“We have to remain active. We have to continue thinking about love and remain hopeful” – Alberta Whittle 

You describe this exhibition as a kind of journey bringing people to this emotional landing point. As they are sat here reflecting on what they experienced inside, what would you most hope that they're feeling?

Alberta Whittle: The last thing I want people to feel is traumatised. But I think the first thing I want people to think of is how they understand themselves in relation to these histories. I want them to think about what they need to unlearn. It’s really, for me, about maintaining curiosity and trying to find ways to listen better to each other, and build community better and on terms that are more equitable, that are fairer. 

The film also contains explicit calls to action – a direct call to withdraw consent from the police and to unlearn the lessons of white supremacy. I suppose those are the moments where you want people to kind of shake people awake? 

Alberta Whittle: I get that people are really exhausted, I think we’re all fighting exhaustion, and we’re all really struggling with overproduction. Frankly, I think there’s a real sense the pressure of that, but I think we need to re-orientate ourselves in terms of thinking about what decisions can we make that really mean that the police actually change how they function? Or can we find new ways of looking after each other that aren't so punitive? 

We have to remain active. We have to continue thinking about love and remain hopeful. Because that’s what’s going to protect the next generation, protect the rights of our friends, our family, and our community. 

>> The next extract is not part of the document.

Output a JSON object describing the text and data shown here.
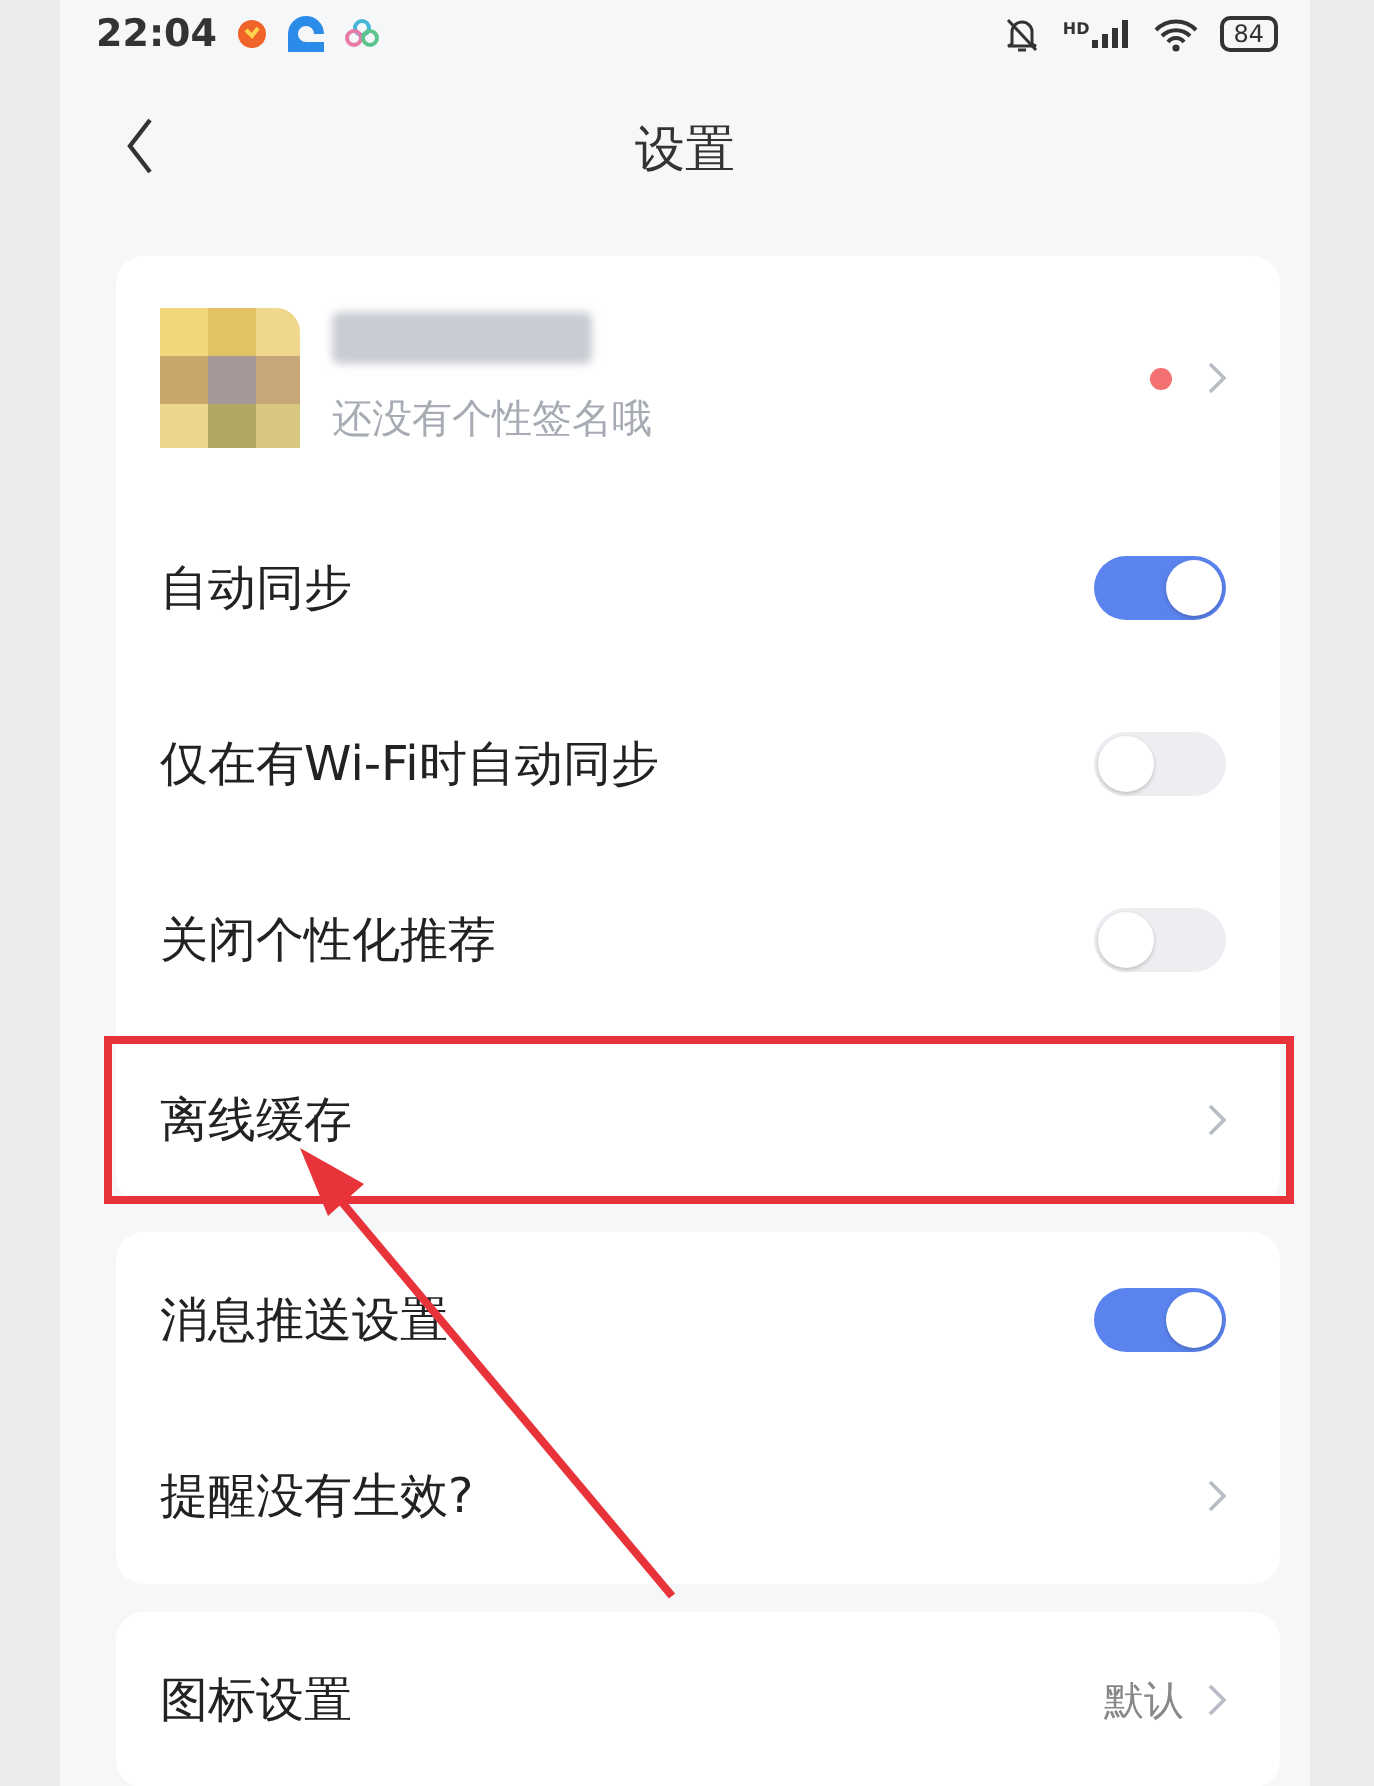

Alberta Whittle’s deep dive (pause) uncoiling memory is presented at the Docks Cantieri Cucchini, S. Pietro di Castello, 40, 30122 as part of this year’s Venice Biennale, until November 27 2022